If they refuse to do this or "don't have time" and cancel, make the request anyway, send them written reports anyway - on time, every time. Even if they throw them away, at least they have that as a reminder that you are putting in an effort. This may help with their technical education - you can force them to be more technical, but maybe they will pick up on a few things with these meetings. And even if they cancel, you were the one with the request - you were in front of the problem.

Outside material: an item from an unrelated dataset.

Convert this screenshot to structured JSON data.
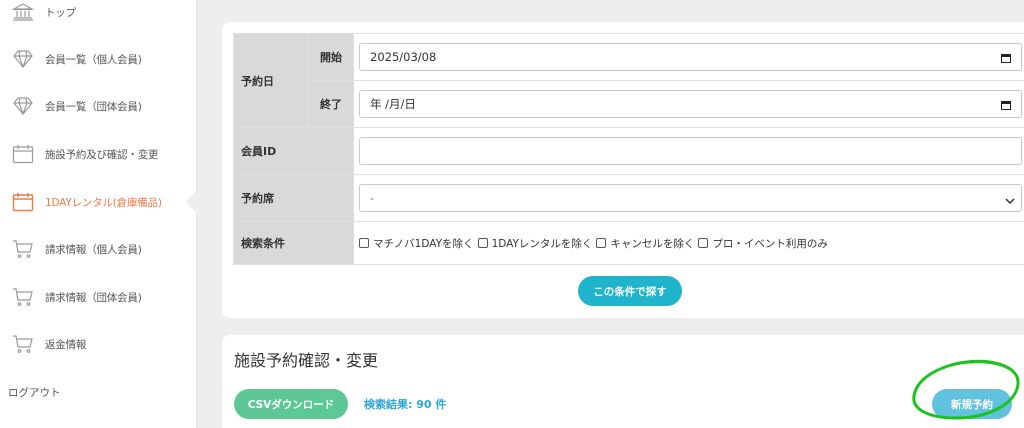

Third, start the crisis conversation with, "I've given you updates up to date X, and here's what I've learned since then." And add, "And I still can't guarantee that this won't happen again. Maybe this experience will lead to an answer, however, here is the downward trend to the occurrences, etc..." You mention that the issues are less frequent, saving money, etc. Quality control is about reducing error, not eliminating it. If you know that you have reduced the problem, then you need a chart or graph or something to demonstrate that. These meetings can be a reminder that you have improved the situation and, in that regard, you are the right guy for the job.
Fourth, you need to have several "to do" items when you walk out of the crisis meeting. Tell your bosses you will follow-up with an assessment / report of the current situation by tomorrow / next week. Be sure to send that report or have that meeting. Schedule it before they leave if you can - and if they cancel, send a report anyway. Show them that you are worried about this even when they are not and even after the crisis is over. Fundamentally, that is what they pay you to do. Worry about it and hopefully solve it.
Similarly, make it a point to do another follow-up later - maybe a week or month later. Sincerely analyze the problem, the data you got and then communicate the direct actions you took and/or things you did different based on the new experience.
At some point, they will be saturated with data, meetings and information about the issue. They will start to understand you, what you are doing and why they need you. Or else you will gain some great skills and be able to take those to a place where your work is better appreciated.
The key here is to learn how to handle the situation. Your bosses know that you are stressed by the meetings. They are being bullies. Bullies love it when you are scared because that gives them the control. When you start asking for more meetings, you hand them reports and you become confident that no one else can do this job better than you, then you begin to be in control and will start to have better meetings (or else you need to leave anyway).